TASK DESCRIPTION
Some lines in the data below hold the string "JSON". Report how many, as a bare number.
-- ENTRIES SHOWN follows --
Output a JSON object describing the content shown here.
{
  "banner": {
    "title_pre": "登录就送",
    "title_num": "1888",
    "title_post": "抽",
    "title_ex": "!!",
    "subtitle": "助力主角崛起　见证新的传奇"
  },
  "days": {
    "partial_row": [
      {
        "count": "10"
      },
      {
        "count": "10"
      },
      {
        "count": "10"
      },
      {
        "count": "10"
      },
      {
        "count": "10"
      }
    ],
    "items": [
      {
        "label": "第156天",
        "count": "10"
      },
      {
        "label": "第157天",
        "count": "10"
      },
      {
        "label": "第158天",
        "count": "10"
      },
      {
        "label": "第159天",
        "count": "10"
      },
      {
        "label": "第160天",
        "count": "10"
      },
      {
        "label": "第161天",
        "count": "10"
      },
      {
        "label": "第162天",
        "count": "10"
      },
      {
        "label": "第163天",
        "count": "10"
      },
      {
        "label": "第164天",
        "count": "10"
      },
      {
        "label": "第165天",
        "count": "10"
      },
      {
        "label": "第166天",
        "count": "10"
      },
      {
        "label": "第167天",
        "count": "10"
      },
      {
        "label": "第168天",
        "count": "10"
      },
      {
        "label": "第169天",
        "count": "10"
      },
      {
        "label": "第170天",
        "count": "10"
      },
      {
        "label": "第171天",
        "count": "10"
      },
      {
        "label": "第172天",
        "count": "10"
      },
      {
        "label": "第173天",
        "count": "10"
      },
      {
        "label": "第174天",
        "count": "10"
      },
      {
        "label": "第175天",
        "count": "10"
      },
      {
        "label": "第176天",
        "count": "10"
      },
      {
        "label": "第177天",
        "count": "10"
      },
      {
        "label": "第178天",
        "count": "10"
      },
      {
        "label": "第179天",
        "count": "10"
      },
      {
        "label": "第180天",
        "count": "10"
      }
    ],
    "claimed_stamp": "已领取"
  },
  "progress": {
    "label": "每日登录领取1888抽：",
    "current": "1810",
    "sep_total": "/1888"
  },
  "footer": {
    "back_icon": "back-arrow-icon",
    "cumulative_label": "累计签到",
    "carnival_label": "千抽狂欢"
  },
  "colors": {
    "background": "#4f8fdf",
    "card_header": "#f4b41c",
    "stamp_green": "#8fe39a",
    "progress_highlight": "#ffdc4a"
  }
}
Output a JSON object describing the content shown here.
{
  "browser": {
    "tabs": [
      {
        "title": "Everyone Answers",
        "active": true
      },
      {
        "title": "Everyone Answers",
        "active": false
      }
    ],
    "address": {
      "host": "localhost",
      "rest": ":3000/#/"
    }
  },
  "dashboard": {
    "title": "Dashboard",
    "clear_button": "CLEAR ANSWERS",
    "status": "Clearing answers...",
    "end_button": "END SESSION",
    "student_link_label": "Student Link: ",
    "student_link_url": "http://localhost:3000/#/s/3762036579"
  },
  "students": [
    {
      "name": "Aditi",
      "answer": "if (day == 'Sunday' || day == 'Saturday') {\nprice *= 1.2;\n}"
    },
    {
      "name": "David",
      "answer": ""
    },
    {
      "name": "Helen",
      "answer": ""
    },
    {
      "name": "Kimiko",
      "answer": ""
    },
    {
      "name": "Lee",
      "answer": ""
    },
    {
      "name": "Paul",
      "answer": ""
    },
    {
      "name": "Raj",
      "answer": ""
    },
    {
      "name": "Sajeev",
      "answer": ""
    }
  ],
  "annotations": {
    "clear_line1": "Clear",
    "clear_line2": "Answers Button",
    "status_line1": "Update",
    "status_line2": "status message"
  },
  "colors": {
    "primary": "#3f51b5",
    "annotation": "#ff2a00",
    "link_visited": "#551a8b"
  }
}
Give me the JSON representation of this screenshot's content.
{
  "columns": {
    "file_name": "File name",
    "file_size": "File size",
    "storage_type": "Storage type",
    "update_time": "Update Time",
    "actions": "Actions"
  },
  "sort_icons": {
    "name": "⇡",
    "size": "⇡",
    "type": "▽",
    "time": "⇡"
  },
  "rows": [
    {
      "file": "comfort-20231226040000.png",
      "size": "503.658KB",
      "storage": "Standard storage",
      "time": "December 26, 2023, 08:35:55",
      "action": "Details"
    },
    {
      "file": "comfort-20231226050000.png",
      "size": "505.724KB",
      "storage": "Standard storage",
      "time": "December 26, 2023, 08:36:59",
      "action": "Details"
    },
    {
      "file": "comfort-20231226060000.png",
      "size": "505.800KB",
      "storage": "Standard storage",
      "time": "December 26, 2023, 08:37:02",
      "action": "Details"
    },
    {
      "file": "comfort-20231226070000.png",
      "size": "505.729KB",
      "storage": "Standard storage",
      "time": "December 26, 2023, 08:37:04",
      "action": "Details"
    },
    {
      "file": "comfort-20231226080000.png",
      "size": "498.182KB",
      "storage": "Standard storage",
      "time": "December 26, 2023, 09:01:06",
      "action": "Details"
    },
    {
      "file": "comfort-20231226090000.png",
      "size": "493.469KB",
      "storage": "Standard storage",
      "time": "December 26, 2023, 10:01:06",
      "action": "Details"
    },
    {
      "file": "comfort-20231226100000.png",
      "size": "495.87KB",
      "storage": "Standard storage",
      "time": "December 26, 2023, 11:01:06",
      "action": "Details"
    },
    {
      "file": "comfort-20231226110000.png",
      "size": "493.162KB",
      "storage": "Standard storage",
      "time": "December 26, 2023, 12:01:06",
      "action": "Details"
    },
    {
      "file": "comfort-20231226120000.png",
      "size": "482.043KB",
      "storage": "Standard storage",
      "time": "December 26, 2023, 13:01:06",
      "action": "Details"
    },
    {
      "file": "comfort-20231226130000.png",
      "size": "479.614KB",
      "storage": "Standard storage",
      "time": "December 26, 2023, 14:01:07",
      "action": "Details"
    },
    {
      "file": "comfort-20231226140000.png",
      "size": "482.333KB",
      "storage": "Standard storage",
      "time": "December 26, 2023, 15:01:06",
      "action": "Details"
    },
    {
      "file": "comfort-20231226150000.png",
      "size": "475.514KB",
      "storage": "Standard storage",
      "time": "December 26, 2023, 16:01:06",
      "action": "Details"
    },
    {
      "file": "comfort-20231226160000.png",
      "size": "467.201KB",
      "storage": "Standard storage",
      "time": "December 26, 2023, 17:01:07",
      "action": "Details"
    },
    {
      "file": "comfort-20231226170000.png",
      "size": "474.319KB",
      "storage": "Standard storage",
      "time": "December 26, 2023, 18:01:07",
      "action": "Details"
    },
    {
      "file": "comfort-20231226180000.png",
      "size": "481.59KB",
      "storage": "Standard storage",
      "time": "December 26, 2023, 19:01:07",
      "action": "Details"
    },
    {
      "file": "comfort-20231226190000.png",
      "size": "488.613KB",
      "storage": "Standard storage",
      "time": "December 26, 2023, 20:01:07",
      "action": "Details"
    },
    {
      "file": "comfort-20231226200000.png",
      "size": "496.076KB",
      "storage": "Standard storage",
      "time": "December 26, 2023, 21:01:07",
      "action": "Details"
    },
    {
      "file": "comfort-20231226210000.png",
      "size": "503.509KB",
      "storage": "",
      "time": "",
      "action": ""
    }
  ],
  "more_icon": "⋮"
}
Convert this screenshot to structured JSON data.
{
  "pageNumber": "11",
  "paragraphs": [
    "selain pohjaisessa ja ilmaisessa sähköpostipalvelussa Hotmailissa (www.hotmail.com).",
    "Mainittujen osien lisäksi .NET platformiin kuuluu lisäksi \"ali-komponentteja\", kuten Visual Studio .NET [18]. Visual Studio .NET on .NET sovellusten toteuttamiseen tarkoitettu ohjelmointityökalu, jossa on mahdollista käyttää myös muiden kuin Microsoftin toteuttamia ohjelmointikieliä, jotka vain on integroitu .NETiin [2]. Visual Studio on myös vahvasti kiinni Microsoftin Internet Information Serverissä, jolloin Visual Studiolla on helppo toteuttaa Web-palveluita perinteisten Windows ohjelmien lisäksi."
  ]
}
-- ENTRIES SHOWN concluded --
SOLUTION FOR THIS PROBLEM
4